Now why the heck didn't they do that a few weeks ago when it could have pushed it over the edge and changed things. Amadinnerjacket has a pretty iron grip on things now.

Well, you know, if we're going to be realistic about things, as long as the government keeps control of the military and the police, and doesn't lose its nerve in face of popular protest, there's very little chance of overthrowing it. Street protestors shouting slogans just can't stand up to soldiers with guns, at least not as long as the soldiers are willing to use their weapons. As Mao pointed out, "power springs from the barrel of a gun," and as long as the supreme leader does not emulate Louis XVI and proverbially tells the Swiss Guard not to shoot, popular protest may prove ineffective, in spite of the rather naive belief in people power touted by the press.

Davian93
07-06-2009, 10:04 PM
Yeah, but sometimes there is enough pressure for the military to change teams so to speak and in some cases it only takes a small portion of the military to flip for it to start a domino effect. Tehran today could very well have turned into 18th century Paris had the local military flipped or even stepped aside.

Uno
07-06-2009, 10:48 PM
Yeah, but sometimes there is enough pressure for the military to change teams so to speak and in some cases it only takes a small portion of the military to flip for it to start a domino effect. Tehran today could very well have turned into 18th century Paris had the local military flipped or even stepped aside.
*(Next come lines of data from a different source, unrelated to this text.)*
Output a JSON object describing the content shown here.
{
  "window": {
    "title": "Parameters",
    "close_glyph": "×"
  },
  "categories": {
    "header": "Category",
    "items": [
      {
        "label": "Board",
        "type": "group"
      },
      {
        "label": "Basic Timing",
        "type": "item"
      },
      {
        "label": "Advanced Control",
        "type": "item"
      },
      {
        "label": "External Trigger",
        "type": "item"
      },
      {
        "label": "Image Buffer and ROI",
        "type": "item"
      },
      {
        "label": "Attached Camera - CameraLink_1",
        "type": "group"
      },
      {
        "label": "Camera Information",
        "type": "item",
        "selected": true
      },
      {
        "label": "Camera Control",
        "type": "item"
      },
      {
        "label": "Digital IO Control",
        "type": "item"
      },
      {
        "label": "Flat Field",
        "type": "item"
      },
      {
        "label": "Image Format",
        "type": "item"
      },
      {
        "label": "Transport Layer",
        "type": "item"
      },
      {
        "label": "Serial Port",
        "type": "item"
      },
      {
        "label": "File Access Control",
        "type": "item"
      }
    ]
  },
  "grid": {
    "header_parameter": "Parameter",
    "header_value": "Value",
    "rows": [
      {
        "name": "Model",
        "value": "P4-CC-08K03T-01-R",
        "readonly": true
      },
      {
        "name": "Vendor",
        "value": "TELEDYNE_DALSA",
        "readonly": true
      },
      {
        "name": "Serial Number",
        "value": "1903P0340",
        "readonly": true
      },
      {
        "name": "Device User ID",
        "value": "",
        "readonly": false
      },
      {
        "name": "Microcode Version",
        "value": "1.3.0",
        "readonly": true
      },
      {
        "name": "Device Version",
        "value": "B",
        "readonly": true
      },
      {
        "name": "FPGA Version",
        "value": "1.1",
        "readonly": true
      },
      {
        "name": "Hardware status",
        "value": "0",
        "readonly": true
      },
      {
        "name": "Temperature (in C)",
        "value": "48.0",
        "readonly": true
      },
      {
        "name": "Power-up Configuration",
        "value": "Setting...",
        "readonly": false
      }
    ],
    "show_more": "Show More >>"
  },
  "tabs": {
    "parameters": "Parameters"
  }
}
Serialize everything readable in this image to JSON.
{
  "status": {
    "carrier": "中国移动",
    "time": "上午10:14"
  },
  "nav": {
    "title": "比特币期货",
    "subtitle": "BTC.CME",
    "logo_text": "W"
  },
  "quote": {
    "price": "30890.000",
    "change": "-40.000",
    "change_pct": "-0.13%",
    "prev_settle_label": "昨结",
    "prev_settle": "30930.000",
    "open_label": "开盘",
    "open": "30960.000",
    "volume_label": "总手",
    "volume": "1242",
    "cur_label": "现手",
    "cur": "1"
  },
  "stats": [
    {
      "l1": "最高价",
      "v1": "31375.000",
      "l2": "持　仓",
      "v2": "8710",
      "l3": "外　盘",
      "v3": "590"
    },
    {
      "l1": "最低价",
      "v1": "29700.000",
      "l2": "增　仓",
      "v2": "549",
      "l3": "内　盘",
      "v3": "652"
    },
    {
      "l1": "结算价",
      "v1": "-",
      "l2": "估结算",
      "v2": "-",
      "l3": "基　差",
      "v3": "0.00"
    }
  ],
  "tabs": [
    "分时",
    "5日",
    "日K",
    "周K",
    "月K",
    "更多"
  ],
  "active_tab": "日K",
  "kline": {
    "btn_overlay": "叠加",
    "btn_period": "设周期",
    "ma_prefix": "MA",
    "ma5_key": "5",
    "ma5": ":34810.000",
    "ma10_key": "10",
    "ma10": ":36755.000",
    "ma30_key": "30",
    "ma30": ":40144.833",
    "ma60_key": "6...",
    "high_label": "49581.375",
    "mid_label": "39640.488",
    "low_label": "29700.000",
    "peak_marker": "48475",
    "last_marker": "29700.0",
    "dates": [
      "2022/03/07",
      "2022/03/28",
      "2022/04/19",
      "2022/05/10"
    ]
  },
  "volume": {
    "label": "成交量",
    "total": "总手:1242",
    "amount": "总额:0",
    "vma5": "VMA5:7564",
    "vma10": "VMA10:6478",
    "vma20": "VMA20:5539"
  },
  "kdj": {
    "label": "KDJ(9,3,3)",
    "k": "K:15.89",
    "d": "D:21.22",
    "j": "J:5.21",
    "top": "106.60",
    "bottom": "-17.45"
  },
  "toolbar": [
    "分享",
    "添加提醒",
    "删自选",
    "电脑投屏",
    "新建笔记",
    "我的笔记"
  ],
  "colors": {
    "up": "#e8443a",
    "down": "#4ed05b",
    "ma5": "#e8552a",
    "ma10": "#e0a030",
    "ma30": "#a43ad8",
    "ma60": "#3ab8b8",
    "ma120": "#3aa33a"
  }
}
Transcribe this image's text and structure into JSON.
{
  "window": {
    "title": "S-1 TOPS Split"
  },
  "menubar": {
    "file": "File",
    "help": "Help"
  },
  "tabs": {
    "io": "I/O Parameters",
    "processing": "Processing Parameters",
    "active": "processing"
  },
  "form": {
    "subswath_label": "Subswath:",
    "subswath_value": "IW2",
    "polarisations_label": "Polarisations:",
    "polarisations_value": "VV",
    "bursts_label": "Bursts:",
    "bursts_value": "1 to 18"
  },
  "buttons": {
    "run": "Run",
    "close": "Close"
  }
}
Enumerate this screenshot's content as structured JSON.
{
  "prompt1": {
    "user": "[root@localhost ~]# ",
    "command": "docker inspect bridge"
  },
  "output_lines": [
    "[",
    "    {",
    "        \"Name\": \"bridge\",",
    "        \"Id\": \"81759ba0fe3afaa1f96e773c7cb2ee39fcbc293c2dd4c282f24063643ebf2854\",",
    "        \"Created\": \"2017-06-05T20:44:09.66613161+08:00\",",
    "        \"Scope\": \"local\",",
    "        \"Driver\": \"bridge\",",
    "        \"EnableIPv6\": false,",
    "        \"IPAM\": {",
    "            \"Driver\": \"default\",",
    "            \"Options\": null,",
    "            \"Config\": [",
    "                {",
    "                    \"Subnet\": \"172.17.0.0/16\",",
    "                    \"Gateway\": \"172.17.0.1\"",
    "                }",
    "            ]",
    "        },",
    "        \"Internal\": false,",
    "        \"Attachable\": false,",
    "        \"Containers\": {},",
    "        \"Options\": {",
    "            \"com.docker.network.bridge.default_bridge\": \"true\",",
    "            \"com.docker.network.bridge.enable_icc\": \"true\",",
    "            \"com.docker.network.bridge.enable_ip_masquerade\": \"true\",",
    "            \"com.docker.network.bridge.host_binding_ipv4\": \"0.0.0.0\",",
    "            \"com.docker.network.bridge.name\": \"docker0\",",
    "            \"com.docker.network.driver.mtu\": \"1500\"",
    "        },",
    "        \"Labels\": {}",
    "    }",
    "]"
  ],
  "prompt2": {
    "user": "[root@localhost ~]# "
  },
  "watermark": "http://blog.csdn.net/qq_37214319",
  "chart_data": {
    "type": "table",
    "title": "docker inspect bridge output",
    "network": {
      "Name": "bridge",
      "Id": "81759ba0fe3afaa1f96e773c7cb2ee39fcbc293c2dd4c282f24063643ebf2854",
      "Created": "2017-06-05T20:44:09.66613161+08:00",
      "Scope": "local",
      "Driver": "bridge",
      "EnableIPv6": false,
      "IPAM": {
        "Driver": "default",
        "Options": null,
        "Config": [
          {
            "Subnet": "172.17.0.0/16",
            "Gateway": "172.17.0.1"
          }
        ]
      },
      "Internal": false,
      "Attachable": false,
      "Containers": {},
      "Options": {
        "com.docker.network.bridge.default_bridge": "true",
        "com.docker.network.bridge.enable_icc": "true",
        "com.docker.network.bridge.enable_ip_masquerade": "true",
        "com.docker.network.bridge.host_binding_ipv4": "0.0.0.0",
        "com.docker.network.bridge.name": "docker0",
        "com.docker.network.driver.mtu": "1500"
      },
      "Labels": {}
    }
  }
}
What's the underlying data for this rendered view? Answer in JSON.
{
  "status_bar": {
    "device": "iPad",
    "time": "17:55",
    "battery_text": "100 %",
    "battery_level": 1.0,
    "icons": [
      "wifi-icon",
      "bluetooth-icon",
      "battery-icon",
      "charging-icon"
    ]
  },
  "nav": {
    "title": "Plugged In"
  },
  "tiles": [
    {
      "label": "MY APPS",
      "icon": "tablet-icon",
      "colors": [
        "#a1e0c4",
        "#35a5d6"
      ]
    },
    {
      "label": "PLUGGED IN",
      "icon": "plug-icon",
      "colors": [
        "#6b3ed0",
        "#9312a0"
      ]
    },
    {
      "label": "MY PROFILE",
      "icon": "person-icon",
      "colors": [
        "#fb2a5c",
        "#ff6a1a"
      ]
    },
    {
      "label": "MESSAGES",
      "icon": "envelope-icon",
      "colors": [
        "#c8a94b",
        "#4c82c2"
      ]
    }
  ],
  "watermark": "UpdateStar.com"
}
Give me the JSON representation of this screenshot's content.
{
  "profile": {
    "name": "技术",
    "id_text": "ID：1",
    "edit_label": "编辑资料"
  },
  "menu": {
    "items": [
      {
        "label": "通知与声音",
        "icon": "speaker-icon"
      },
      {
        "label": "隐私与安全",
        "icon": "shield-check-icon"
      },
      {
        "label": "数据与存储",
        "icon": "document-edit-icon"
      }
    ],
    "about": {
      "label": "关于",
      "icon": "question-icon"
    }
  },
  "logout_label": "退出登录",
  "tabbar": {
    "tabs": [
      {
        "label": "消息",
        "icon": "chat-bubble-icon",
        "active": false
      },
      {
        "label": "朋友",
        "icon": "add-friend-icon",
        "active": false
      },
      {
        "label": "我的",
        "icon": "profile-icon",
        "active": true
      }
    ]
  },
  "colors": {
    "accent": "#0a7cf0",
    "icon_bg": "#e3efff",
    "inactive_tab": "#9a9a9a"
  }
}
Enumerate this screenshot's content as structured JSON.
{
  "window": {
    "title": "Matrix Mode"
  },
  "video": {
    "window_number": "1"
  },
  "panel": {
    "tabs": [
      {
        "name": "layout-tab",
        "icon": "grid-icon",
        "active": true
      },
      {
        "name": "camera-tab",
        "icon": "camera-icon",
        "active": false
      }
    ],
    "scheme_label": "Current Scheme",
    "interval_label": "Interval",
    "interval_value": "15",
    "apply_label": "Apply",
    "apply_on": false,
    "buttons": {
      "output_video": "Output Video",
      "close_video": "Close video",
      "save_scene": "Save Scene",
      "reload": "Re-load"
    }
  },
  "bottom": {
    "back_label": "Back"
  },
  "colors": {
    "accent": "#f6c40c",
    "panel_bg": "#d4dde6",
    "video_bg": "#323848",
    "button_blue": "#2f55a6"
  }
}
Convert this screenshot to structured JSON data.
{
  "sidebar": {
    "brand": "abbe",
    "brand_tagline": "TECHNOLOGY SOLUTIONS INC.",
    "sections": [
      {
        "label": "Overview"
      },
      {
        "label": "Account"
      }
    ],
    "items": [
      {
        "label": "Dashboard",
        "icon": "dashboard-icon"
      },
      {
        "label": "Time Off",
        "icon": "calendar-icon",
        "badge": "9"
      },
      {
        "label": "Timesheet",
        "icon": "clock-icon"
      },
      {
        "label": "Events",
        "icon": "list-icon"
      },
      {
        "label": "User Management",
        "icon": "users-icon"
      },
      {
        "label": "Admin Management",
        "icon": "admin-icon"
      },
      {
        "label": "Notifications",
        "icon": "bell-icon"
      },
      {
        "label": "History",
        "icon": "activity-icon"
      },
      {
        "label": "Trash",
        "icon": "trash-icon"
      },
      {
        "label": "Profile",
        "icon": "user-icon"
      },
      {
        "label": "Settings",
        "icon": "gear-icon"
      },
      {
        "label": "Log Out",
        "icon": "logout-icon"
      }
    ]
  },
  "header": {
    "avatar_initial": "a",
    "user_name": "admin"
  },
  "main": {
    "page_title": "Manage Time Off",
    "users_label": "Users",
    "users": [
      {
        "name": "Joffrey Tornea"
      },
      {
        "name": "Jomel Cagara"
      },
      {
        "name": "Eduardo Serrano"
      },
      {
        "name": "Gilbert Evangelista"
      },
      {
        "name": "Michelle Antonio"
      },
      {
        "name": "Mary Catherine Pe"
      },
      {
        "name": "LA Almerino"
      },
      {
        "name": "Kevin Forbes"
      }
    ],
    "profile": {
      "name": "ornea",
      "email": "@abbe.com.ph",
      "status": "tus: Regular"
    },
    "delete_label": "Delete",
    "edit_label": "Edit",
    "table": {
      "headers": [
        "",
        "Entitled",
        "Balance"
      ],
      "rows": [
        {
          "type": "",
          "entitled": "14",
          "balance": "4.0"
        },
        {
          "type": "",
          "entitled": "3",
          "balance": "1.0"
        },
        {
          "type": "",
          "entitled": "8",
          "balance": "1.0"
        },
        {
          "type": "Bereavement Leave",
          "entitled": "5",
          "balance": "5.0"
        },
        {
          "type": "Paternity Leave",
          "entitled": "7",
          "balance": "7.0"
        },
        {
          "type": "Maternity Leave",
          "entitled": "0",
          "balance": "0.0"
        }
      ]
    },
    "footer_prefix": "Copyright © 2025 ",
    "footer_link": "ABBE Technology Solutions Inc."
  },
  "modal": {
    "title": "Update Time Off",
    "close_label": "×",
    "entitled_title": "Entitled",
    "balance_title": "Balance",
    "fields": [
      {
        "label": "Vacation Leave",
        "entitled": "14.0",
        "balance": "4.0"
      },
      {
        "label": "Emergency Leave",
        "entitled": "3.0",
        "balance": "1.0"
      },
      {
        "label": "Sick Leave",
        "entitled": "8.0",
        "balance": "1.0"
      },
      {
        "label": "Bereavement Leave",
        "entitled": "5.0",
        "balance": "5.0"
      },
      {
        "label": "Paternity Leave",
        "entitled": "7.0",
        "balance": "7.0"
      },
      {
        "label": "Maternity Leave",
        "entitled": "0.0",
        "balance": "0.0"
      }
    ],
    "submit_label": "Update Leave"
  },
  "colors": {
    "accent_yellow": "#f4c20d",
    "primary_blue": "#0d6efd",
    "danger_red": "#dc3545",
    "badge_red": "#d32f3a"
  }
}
But what I'm referring to is the various comments in the press that the popular uprising is necessarily unstoppable, when, in fact, popular uprisings are put down all the time. China twenty years ago comes to mind, but there's also Burma a couple of years ago, and, in fact, the rising in Xinjiang province in China being crushed right now. It just takes enough brutality. A government as strong as that of Iran has many means at its disposal, and if the regular army may be unreliable, a radical revolutionary regime tends to have politicized and ideologically reliable troops to call on. In Iran, that would be the Revolutionary Guard.

Davian93
07-06-2009, 10:57 PM
But what I'm referring to is the various comments in the press that the popular uprising is necessarily unstoppable, when, in fact, popular uprisings are put down all the time. China twenty years ago comes to mind, but there's also Burma a couple of years ago, and, in fact, the rising in Xinjiang province in China being crushed right now. It just takes enough brutality. A government as strong as that of Iran has many means at its disposal, and if the regular army may be unreliable, a radical revolutionary regime tends to have politicized and ideologically reliable troops to call on. In Iran, that would be the Revolutionary Guard.

Yup...pretty much. That's why its good to have a loyal group of shock troops if you are a dictator.